(Collection entries)
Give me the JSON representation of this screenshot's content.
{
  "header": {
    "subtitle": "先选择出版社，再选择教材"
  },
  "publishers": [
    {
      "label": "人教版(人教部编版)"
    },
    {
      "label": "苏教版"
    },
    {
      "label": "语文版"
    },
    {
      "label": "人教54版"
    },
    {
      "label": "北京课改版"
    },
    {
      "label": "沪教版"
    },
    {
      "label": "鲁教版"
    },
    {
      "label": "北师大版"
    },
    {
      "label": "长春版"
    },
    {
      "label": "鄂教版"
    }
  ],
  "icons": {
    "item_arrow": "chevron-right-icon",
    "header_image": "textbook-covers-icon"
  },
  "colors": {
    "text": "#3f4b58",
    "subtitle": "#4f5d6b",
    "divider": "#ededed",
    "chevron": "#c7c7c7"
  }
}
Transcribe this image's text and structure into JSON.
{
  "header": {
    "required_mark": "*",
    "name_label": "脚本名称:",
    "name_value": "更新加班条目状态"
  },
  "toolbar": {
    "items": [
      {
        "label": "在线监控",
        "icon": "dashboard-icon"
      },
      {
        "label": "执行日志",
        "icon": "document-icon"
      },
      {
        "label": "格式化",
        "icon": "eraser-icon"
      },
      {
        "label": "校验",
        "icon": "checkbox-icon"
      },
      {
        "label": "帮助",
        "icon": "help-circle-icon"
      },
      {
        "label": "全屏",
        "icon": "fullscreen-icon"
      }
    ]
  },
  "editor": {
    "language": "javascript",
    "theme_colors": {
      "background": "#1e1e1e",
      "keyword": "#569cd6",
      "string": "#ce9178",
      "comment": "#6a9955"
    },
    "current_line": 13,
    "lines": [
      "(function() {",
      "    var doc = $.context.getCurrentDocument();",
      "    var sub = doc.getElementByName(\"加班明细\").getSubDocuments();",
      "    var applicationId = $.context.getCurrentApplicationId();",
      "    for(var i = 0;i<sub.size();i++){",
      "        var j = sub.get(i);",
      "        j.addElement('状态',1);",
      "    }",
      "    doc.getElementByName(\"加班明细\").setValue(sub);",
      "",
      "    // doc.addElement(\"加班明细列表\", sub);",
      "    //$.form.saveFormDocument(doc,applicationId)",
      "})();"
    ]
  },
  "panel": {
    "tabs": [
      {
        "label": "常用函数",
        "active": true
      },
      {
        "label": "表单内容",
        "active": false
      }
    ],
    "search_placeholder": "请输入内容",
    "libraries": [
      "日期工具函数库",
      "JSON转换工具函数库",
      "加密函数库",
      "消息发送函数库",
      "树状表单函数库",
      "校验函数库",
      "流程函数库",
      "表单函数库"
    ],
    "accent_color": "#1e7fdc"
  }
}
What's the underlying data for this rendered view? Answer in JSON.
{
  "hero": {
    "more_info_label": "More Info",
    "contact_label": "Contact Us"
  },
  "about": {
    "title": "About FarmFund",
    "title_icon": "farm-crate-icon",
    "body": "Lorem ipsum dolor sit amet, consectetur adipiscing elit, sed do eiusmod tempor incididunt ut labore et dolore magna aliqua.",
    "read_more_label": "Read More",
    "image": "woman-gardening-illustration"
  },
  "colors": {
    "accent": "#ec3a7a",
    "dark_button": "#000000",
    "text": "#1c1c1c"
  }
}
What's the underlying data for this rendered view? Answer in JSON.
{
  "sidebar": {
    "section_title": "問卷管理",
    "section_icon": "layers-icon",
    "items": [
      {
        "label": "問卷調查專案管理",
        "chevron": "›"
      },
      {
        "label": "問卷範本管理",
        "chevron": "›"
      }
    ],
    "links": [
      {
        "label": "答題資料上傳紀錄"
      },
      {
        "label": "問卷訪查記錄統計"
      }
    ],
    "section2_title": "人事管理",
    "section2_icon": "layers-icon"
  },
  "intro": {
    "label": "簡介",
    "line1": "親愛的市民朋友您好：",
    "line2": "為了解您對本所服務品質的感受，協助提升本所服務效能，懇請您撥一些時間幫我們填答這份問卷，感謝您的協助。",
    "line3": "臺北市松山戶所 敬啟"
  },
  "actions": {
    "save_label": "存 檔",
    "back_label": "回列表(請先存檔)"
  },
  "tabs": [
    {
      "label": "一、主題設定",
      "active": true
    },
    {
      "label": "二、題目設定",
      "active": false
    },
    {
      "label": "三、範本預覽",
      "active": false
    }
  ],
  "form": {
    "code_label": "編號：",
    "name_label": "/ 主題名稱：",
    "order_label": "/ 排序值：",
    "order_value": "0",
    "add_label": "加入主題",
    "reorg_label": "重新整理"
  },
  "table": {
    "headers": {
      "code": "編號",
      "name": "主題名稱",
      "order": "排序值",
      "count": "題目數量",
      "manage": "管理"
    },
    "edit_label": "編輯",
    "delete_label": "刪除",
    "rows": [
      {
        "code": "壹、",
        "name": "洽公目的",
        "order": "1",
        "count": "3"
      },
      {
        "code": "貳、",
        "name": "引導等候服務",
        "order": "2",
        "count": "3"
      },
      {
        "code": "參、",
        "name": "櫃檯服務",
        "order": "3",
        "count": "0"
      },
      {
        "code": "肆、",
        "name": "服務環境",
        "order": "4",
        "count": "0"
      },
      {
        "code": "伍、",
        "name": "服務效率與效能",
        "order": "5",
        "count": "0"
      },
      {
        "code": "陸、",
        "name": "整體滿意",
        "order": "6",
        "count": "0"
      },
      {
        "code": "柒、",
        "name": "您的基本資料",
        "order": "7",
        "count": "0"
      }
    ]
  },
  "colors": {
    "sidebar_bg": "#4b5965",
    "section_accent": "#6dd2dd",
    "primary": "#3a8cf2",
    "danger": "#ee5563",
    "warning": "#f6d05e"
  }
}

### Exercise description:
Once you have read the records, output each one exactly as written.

### Answer:
Give me the JSON representation of this screenshot's content.
{
  "header": {
    "subtitle": "先选择出版社，再选择教材"
  },
  "publishers": [
    {
      "label": "人教版(人教部编版)"
    },
    {
      "label": "苏教版"
    },
    {
      "label": "语文版"
    },
    {
      "label": "人教54版"
    },
    {
      "label": "北京课改版"
    },
    {
      "label": "沪教版"
    },
    {
      "label": "鲁教版"
    },
    {
      "label": "北师大版"
    },
    {
      "label": "长春版"
    },
    {
      "label": "鄂教版"
    }
  ],
  "icons": {
    "item_arrow": "chevron-right-icon",
    "header_image": "textbook-covers-icon"
  },
  "colors": {
    "text": "#3f4b58",
    "subtitle": "#4f5d6b",
    "divider": "#ededed",
    "chevron": "#c7c7c7"
  }
}
Transcribe this image's text and structure into JSON.
{
  "header": {
    "required_mark": "*",
    "name_label": "脚本名称:",
    "name_value": "更新加班条目状态"
  },
  "toolbar": {
    "items": [
      {
        "label": "在线监控",
        "icon": "dashboard-icon"
      },
      {
        "label": "执行日志",
        "icon": "document-icon"
      },
      {
        "label": "格式化",
        "icon": "eraser-icon"
      },
      {
        "label": "校验",
        "icon": "checkbox-icon"
      },
      {
        "label": "帮助",
        "icon": "help-circle-icon"
      },
      {
        "label": "全屏",
        "icon": "fullscreen-icon"
      }
    ]
  },
  "editor": {
    "language": "javascript",
    "theme_colors": {
      "background": "#1e1e1e",
      "keyword": "#569cd6",
      "string": "#ce9178",
      "comment": "#6a9955"
    },
    "current_line": 13,
    "lines": [
      "(function() {",
      "    var doc = $.context.getCurrentDocument();",
      "    var sub = doc.getElementByName(\"加班明细\").getSubDocuments();",
      "    var applicationId = $.context.getCurrentApplicationId();",
      "    for(var i = 0;i<sub.size();i++){",
      "        var j = sub.get(i);",
      "        j.addElement('状态',1);",
      "    }",
      "    doc.getElementByName(\"加班明细\").setValue(sub);",
      "",
      "    // doc.addElement(\"加班明细列表\", sub);",
      "    //$.form.saveFormDocument(doc,applicationId)",
      "})();"
    ]
  },
  "panel": {
    "tabs": [
      {
        "label": "常用函数",
        "active": true
      },
      {
        "label": "表单内容",
        "active": false
      }
    ],
    "search_placeholder": "请输入内容",
    "libraries": [
      "日期工具函数库",
      "JSON转换工具函数库",
      "加密函数库",
      "消息发送函数库",
      "树状表单函数库",
      "校验函数库",
      "流程函数库",
      "表单函数库"
    ],
    "accent_color": "#1e7fdc"
  }
}
What's the underlying data for this rendered view? Answer in JSON.
{
  "hero": {
    "more_info_label": "More Info",
    "contact_label": "Contact Us"
  },
  "about": {
    "title": "About FarmFund",
    "title_icon": "farm-crate-icon",
    "body": "Lorem ipsum dolor sit amet, consectetur adipiscing elit, sed do eiusmod tempor incididunt ut labore et dolore magna aliqua.",
    "read_more_label": "Read More",
    "image": "woman-gardening-illustration"
  },
  "colors": {
    "accent": "#ec3a7a",
    "dark_button": "#000000",
    "text": "#1c1c1c"
  }
}
What's the underlying data for this rendered view? Answer in JSON.
{
  "sidebar": {
    "section_title": "問卷管理",
    "section_icon": "layers-icon",
    "items": [
      {
        "label": "問卷調查專案管理",
        "chevron": "›"
      },
      {
        "label": "問卷範本管理",
        "chevron": "›"
      }
    ],
    "links": [
      {
        "label": "答題資料上傳紀錄"
      },
      {
        "label": "問卷訪查記錄統計"
      }
    ],
    "section2_title": "人事管理",
    "section2_icon": "layers-icon"
  },
  "intro": {
    "label": "簡介",
    "line1": "親愛的市民朋友您好：",
    "line2": "為了解您對本所服務品質的感受，協助提升本所服務效能，懇請您撥一些時間幫我們填答這份問卷，感謝您的協助。",
    "line3": "臺北市松山戶所 敬啟"
  },
  "actions": {
    "save_label": "存 檔",
    "back_label": "回列表(請先存檔)"
  },
  "tabs": [
    {
      "label": "一、主題設定",
      "active": true
    },
    {
      "label": "二、題目設定",
      "active": false
    },
    {
      "label": "三、範本預覽",
      "active": false
    }
  ],
  "form": {
    "code_label": "編號：",
    "name_label": "/ 主題名稱：",
    "order_label": "/ 排序值：",
    "order_value": "0",
    "add_label": "加入主題",
    "reorg_label": "重新整理"
  },
  "table": {
    "headers": {
      "code": "編號",
      "name": "主題名稱",
      "order": "排序值",
      "count": "題目數量",
      "manage": "管理"
    },
    "edit_label": "編輯",
    "delete_label": "刪除",
    "rows": [
      {
        "code": "壹、",
        "name": "洽公目的",
        "order": "1",
        "count": "3"
      },
      {
        "code": "貳、",
        "name": "引導等候服務",
        "order": "2",
        "count": "3"
      },
      {
        "code": "參、",
        "name": "櫃檯服務",
        "order": "3",
        "count": "0"
      },
      {
        "code": "肆、",
        "name": "服務環境",
        "order": "4",
        "count": "0"
      },
      {
        "code": "伍、",
        "name": "服務效率與效能",
        "order": "5",
        "count": "0"
      },
      {
        "code": "陸、",
        "name": "整體滿意",
        "order": "6",
        "count": "0"
      },
      {
        "code": "柒、",
        "name": "您的基本資料",
        "order": "7",
        "count": "0"
      }
    ]
  },
  "colors": {
    "sidebar_bg": "#4b5965",
    "section_accent": "#6dd2dd",
    "primary": "#3a8cf2",
    "danger": "#ee5563",
    "warning": "#f6d05e"
  }
}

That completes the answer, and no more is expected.